Want to join a carer's telephone support group? 

Carers NSW Australia 'Talk-link' groups may be for you.

Talk-Link is a phone-based therapeutic counselling group where trained facilitators and a group of carers get together over the phone to explore challenges associated with the caring role. Talk-Link is of great value for carers in rural areas, carers with travel constraints and those who find it hard to attend in person.

Therapeutic counselling groups focus on specific disabilities or health conditions and cover a broad range of topics to support you in your caring role. Groups can be of great value for carers and previous participants have reported a number of benefits including:

  • Being able to talk freely and having a sense of connection with others who understand
  • Sharing, learning and building on existing coping skills
  • Sharing mutual feelings and fears
  • Being accepted and a reduction in the sense of isolation

How do I take part?

All calls are free of charge, except when calling from mobile phones. It is recommended you organise a private space where you can talk freely and won't be disturbed.

You can check out all upcoming Talk-Link groups here or contact the Carer Line on 1800 242 636.

3DN Department of Developmental Disability Neuropsychiatry Do you support someone with an intellectual disability and co-existing mental health condition? 

Do you think there's a need for a highly specialised intellectual disability mental health service in NSW?

If so, have your say in this UNSW quick survey.

UNSW Sydney research aims to improve access to mental health care for people with an intellectual disability and co-occurring mental ill health. It also aims to determine, if a highly specialised (tertiary) service existed, how it could best operate to meet the needs of people with an intellectual disability and co-occurring mental ill health.

Hear for You!

Hear For You (HYF) is all about young deaf people inspiring deaf teens in Australia.  They run a range of programs and workshops that give teenagers the chance to connect, pick up new skills and strategies, find mentors and also have a good time (yes really… it will have fun, not just some lame kind of ‘organised’ fun!).

Hear for You has been set up to make the bumpy teenage ride a little smoother.

School stress, friend dramas, social media anxiety… when you’re a teenager, it’s all happening.  Add deafness to the mix, and you’re in the middle of a perfect storm. After all, communication is kind of critical (especially when you’re trying to come up with the perfect comeback in a convo that’s happening at the speed of light).

Curious? Good! Why not check them out here.

Are you exhausted and a carer?

Petrea King and her Quest for life have some wonderful hints and tips to help. Check them out here.   

A Carer's  toolkit for employment  A Carer's toolkit ot match skills to employment    

Want to know how your skills, knowledge, and experience as a carer be used to gain employment?

The new SkillsLink2Work website has been developed to help carers to understand how the skills, knowledge and experience they have built up as carers can be used to gain employment.
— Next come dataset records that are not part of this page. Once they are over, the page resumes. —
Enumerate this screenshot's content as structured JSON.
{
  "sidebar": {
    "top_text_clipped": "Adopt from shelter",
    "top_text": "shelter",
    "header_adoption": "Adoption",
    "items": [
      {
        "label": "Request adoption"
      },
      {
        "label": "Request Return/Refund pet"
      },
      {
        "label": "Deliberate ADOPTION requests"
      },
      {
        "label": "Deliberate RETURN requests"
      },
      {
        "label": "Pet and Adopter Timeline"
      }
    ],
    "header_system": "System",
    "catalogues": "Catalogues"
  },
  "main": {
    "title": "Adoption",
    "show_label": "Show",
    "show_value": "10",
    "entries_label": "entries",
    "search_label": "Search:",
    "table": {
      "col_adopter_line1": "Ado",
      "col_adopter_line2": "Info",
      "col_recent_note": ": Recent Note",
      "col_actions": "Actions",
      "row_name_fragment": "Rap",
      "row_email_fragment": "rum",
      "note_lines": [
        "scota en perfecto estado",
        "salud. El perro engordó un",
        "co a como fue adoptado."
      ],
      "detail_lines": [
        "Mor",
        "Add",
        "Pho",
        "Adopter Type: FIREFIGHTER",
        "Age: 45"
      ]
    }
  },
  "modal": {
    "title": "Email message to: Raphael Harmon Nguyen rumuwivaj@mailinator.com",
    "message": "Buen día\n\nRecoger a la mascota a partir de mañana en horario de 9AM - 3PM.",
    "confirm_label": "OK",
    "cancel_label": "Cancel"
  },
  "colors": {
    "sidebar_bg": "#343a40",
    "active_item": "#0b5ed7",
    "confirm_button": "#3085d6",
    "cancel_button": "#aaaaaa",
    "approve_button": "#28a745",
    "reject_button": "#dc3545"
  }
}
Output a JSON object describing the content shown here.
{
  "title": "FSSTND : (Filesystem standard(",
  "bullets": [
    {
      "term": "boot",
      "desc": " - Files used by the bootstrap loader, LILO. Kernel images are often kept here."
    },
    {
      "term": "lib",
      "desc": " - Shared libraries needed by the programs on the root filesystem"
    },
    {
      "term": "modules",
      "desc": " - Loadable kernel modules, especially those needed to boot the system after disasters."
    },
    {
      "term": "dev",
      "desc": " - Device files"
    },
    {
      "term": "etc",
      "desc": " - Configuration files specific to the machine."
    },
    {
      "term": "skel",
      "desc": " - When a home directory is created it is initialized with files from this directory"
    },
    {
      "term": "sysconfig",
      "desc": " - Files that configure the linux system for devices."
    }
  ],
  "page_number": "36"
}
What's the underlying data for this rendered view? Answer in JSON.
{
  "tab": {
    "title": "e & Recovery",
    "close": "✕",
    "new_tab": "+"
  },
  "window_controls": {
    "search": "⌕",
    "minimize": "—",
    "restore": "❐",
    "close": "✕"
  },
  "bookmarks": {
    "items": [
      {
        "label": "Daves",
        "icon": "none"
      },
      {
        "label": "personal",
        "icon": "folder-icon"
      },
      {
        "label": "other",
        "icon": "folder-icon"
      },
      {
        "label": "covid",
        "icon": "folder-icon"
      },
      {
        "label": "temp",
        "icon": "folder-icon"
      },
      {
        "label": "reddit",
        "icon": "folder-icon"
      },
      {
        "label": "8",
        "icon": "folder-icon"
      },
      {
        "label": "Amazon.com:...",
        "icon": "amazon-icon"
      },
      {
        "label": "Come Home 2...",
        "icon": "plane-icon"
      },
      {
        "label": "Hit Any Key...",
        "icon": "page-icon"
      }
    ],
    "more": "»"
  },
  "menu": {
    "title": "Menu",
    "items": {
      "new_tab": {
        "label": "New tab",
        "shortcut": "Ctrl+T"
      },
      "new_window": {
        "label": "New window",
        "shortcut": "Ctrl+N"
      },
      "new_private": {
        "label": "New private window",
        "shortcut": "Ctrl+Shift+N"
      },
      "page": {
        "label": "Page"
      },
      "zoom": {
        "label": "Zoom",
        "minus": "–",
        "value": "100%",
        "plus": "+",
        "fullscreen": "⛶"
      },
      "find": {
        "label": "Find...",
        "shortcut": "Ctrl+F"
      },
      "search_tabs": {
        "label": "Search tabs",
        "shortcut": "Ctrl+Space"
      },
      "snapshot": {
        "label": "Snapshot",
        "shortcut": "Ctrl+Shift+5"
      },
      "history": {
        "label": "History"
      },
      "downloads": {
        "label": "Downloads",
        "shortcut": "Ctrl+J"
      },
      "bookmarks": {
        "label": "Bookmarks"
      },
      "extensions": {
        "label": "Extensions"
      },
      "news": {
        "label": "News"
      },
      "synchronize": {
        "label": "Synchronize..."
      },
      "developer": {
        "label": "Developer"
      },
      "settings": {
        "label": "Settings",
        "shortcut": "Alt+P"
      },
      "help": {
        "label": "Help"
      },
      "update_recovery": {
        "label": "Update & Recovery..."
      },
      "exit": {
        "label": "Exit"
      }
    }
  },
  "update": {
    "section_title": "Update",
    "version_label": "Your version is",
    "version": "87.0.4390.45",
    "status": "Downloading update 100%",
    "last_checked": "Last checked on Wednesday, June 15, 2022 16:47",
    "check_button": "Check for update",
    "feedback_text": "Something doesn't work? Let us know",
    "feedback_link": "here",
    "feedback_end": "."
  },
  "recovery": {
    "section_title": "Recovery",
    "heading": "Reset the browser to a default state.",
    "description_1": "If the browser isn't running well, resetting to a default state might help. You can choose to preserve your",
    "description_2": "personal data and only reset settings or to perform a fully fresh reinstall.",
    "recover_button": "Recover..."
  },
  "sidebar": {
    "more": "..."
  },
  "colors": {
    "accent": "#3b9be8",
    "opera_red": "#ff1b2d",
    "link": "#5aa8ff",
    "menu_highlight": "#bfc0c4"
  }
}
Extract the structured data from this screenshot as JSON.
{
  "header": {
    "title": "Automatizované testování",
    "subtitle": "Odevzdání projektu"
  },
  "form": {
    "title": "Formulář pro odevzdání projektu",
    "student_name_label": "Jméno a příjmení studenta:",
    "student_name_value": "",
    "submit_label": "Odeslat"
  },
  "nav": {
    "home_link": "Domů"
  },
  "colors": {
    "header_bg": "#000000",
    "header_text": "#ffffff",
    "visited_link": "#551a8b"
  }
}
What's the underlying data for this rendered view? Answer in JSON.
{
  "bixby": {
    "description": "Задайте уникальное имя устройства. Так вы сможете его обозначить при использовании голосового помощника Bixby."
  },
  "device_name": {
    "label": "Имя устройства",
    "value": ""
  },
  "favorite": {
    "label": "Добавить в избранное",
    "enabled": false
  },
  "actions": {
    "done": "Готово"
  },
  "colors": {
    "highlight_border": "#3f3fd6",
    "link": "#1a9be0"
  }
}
Carers are able to select caring tasks they do on a regular basis and the website translates those activities into ‘employer language’ that can be used in job applications or in seeking recognition for training.   

The website produces two printable reports to help you prepare your resume or apply for jobs.